- **Excerpts from a dataset**
________________________

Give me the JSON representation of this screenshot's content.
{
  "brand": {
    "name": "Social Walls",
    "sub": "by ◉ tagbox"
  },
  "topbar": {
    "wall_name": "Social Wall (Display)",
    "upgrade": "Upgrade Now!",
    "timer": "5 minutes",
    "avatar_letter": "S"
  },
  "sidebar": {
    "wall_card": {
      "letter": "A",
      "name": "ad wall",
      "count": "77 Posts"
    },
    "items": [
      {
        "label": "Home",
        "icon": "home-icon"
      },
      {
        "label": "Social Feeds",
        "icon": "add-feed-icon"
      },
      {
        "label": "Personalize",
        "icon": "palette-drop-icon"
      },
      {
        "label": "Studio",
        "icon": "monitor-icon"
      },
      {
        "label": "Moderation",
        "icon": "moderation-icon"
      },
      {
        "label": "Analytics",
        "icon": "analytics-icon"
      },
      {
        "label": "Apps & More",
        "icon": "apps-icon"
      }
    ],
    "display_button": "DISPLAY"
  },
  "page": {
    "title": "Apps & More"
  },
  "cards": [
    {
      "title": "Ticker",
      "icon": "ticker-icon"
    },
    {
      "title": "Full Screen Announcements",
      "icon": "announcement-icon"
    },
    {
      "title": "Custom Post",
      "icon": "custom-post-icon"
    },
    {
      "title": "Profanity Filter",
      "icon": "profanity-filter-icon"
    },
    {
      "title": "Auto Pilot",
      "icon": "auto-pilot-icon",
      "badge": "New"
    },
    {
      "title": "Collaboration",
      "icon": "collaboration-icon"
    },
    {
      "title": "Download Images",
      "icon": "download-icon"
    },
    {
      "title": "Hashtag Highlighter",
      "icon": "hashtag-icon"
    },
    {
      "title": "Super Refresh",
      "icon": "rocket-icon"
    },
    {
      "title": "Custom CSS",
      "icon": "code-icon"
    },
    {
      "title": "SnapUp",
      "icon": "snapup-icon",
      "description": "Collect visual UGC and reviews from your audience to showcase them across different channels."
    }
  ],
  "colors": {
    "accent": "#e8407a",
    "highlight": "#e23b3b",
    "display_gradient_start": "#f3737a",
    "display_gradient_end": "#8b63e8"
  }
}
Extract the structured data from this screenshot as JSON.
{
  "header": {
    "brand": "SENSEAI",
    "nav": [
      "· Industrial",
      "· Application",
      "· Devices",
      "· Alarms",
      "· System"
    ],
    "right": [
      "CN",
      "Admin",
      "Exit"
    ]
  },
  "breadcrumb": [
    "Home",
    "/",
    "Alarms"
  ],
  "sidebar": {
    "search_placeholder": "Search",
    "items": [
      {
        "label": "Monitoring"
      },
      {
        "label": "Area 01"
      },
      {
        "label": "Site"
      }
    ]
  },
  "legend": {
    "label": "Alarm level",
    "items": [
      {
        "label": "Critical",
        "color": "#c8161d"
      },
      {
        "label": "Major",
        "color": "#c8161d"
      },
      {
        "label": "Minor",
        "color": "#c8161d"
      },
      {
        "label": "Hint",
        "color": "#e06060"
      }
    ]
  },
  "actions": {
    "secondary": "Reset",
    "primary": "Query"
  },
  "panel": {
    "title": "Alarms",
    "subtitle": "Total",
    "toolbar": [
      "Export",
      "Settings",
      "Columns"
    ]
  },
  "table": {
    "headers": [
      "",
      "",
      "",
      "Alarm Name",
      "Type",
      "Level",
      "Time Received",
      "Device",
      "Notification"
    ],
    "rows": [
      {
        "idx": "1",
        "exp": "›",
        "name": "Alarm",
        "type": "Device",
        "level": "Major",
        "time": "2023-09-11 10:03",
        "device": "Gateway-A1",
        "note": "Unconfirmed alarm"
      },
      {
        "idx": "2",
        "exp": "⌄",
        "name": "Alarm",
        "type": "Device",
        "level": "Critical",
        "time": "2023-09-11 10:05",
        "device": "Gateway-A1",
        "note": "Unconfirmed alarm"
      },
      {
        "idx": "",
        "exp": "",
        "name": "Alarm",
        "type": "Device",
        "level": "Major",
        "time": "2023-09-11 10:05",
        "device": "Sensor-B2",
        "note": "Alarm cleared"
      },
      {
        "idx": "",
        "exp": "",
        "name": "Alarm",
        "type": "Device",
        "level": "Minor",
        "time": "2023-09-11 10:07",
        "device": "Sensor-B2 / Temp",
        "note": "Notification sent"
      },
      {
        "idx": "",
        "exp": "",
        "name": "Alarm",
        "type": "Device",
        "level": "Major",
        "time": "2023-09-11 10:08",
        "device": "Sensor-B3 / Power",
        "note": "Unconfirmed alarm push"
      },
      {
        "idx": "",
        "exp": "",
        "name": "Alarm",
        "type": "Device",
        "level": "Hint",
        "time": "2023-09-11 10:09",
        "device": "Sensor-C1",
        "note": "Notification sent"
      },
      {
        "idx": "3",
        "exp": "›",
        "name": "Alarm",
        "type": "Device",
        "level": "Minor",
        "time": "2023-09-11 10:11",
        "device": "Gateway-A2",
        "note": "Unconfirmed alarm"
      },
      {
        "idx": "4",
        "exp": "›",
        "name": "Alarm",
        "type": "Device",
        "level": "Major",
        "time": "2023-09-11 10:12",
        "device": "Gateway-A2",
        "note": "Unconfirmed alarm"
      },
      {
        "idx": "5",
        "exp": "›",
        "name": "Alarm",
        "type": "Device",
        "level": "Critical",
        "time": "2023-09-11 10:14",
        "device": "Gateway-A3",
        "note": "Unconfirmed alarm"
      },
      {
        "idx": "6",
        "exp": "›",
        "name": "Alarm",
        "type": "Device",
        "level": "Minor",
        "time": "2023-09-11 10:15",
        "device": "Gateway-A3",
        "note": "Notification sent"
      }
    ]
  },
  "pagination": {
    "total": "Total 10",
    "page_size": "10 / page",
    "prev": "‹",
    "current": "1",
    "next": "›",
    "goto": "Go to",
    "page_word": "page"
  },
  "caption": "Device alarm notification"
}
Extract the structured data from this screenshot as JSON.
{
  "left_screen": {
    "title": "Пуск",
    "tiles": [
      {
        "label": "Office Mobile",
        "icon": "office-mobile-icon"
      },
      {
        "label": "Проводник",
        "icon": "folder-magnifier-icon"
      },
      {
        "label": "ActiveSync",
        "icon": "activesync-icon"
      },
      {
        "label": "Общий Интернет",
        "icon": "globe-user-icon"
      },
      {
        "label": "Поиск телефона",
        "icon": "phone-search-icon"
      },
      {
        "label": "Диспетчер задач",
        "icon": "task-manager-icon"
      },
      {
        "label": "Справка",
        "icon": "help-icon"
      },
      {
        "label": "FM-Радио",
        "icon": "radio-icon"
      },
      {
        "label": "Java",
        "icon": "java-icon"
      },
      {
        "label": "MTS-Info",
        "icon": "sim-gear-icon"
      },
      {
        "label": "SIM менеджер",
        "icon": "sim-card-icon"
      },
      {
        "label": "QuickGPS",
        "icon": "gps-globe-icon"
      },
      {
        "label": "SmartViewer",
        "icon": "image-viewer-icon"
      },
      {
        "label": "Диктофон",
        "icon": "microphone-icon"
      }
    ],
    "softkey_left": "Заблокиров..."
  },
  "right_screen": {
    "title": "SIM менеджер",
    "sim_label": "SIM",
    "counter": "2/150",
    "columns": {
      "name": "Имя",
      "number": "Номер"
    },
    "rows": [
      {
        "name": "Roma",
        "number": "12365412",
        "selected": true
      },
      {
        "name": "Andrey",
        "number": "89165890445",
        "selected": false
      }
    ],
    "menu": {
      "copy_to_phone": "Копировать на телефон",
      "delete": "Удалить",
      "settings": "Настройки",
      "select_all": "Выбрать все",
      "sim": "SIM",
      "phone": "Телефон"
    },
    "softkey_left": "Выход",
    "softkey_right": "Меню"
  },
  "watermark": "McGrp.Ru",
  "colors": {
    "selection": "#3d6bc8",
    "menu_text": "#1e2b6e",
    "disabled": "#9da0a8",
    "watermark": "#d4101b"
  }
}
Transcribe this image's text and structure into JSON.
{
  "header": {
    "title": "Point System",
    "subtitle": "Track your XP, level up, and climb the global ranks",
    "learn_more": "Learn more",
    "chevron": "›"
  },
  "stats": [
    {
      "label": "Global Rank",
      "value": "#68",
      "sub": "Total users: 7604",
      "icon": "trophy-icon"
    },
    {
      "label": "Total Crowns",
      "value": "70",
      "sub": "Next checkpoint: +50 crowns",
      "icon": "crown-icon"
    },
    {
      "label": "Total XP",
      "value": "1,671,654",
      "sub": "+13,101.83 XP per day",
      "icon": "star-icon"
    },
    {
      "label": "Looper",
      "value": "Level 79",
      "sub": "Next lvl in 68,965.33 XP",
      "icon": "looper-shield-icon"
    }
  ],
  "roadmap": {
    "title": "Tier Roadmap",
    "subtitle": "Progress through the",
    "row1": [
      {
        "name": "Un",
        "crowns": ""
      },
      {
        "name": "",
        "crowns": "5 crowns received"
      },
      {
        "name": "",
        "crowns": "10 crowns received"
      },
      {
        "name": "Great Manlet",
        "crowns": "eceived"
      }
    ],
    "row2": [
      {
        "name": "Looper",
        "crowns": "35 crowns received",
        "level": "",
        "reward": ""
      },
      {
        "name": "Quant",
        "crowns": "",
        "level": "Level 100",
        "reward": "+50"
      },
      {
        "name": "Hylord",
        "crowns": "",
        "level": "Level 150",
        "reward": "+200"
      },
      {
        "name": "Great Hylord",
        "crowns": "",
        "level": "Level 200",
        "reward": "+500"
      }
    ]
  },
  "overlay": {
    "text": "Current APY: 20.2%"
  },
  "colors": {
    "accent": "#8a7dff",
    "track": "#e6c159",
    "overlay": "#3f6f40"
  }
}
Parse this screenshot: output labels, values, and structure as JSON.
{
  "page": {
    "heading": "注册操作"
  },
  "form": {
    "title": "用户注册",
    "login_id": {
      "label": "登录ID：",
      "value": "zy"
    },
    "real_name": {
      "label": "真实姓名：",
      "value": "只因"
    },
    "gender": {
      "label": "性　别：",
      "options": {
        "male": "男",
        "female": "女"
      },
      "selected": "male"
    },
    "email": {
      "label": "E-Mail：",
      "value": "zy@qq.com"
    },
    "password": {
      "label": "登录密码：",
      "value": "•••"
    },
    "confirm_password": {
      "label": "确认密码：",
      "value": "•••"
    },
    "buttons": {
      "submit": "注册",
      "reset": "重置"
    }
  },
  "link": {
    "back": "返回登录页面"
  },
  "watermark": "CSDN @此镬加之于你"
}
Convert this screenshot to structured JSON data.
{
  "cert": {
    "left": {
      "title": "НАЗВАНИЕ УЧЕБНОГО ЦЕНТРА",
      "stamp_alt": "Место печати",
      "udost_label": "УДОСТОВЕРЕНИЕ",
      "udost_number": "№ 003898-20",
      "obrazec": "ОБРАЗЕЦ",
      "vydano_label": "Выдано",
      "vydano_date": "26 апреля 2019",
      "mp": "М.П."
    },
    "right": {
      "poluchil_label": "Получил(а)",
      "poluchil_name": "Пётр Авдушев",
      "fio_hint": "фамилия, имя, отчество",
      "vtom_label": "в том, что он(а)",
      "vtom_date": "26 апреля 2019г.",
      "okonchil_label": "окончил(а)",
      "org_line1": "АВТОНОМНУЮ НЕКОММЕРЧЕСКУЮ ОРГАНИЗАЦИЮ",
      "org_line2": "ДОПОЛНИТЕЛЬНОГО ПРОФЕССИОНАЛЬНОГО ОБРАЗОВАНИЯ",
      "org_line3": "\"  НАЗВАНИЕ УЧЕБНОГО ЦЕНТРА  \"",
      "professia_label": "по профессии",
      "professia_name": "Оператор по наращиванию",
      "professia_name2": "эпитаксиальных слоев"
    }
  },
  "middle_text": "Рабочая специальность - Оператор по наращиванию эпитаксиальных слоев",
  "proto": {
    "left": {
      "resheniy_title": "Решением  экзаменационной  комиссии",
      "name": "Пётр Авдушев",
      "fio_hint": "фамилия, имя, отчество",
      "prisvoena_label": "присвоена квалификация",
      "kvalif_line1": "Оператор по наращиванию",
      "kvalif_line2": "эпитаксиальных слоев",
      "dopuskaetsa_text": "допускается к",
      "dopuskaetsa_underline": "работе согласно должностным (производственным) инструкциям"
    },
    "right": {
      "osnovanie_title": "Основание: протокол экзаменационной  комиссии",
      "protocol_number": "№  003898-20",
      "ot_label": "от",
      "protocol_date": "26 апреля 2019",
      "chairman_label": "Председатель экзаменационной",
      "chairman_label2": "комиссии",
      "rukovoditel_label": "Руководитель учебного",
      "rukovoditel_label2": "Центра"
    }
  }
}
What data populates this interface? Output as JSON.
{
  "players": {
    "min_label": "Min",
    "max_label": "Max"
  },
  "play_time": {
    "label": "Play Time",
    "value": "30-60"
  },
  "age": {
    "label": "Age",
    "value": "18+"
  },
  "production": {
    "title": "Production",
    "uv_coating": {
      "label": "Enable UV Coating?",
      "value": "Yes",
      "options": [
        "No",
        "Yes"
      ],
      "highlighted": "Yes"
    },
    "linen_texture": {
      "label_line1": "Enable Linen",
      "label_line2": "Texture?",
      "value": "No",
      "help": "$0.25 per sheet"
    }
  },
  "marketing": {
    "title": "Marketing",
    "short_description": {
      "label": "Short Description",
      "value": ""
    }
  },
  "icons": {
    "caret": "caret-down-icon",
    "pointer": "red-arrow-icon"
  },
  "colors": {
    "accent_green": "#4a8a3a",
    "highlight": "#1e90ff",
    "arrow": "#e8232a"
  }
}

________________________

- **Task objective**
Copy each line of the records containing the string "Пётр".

- **Answer section**
      "poluchil_name": "Пётр Авдушев",
      "name": "Пётр Авдушев",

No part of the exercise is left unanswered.